■ **WHAT THIS TASK INVOLVES**: Set down the data below in full, exactly as it reads, but without the pictures.
+ + + + + + +
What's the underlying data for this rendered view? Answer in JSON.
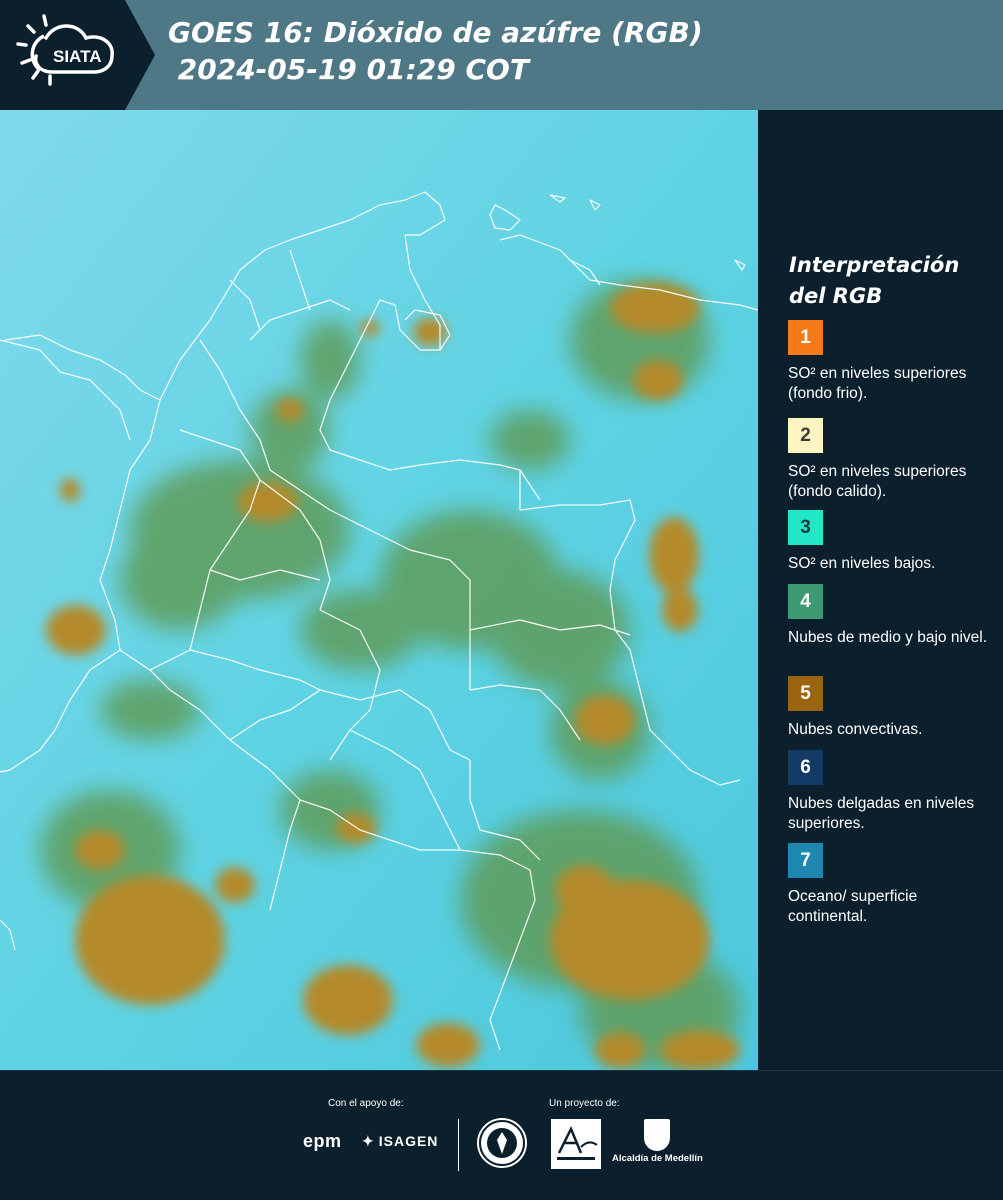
{
  "header": {
    "logo_text": "SIATA",
    "title_line1": "GOES 16: Dióxido de azúfre (RGB)",
    "title_line2": " 2024-05-19 01:29 COT"
  },
  "legend": {
    "title": "Interpretación del RGB",
    "items": [
      {
        "number": "1",
        "color": "#f47b16",
        "text_color": "#ffffff",
        "label": "SO² en niveles superiores (fondo frio)."
      },
      {
        "number": "2",
        "color": "#fdf4c0",
        "text_color": "#3a3a3a",
        "label": "SO² en niveles superiores (fondo calido)."
      },
      {
        "number": "3",
        "color": "#22e6c8",
        "text_color": "#1a3a3a",
        "label": "SO² en niveles bajos."
      },
      {
        "number": "4",
        "color": "#3e9a72",
        "text_color": "#ffffff",
        "label": "Nubes de medio y bajo nivel."
      },
      {
        "number": "5",
        "color": "#9a6410",
        "text_color": "#ffffff",
        "label": "Nubes convectivas."
      },
      {
        "number": "6",
        "color": "#123a66",
        "text_color": "#ffffff",
        "label": "Nubes delgadas en niveles superiores."
      },
      {
        "number": "7",
        "color": "#1d87b0",
        "text_color": "#ffffff",
        "label": "Oceano/ superficie continental."
      }
    ]
  },
  "footer": {
    "support_label": "Con el apoyo de:",
    "project_label": "Un proyecto de:",
    "sponsor_1": "epm",
    "sponsor_2": "ISAGEN",
    "partner_3": "Alcaldía de Medellín"
  },
  "colors": {
    "header_bg": "#4f7886",
    "panel_bg": "#0b1f2c",
    "sky_cyan": "#5fd6e6",
    "cloud_green": "#5a9a58",
    "convective_ochre": "#b88a2a",
    "border_white": "#ffffff"
  }
}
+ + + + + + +
■ **YOUR RESPONSE**:
What's the underlying data for this rendered view? Answer in JSON.
{
  "header": {
    "logo_text": "SIATA",
    "title_line1": "GOES 16: Dióxido de azúfre (RGB)",
    "title_line2": " 2024-05-19 01:29 COT"
  },
  "legend": {
    "title": "Interpretación del RGB",
    "items": [
      {
        "number": "1",
        "color": "#f47b16",
        "text_color": "#ffffff",
        "label": "SO² en niveles superiores (fondo frio)."
      },
      {
        "number": "2",
        "color": "#fdf4c0",
        "text_color": "#3a3a3a",
        "label": "SO² en niveles superiores (fondo calido)."
      },
      {
        "number": "3",
        "color": "#22e6c8",
        "text_color": "#1a3a3a",
        "label": "SO² en niveles bajos."
      },
      {
        "number": "4",
        "color": "#3e9a72",
        "text_color": "#ffffff",
        "label": "Nubes de medio y bajo nivel."
      },
      {
        "number": "5",
        "color": "#9a6410",
        "text_color": "#ffffff",
        "label": "Nubes convectivas."
      },
      {
        "number": "6",
        "color": "#123a66",
        "text_color": "#ffffff",
        "label": "Nubes delgadas en niveles superiores."
      },
      {
        "number": "7",
        "color": "#1d87b0",
        "text_color": "#ffffff",
        "label": "Oceano/ superficie continental."
      }
    ]
  },
  "footer": {
    "support_label": "Con el apoyo de:",
    "project_label": "Un proyecto de:",
    "sponsor_1": "epm",
    "sponsor_2": "ISAGEN",
    "partner_3": "Alcaldía de Medellín"
  },
  "colors": {
    "header_bg": "#4f7886",
    "panel_bg": "#0b1f2c",
    "sky_cyan": "#5fd6e6",
    "cloud_green": "#5a9a58",
    "convective_ochre": "#b88a2a",
    "border_white": "#ffffff"
  }
}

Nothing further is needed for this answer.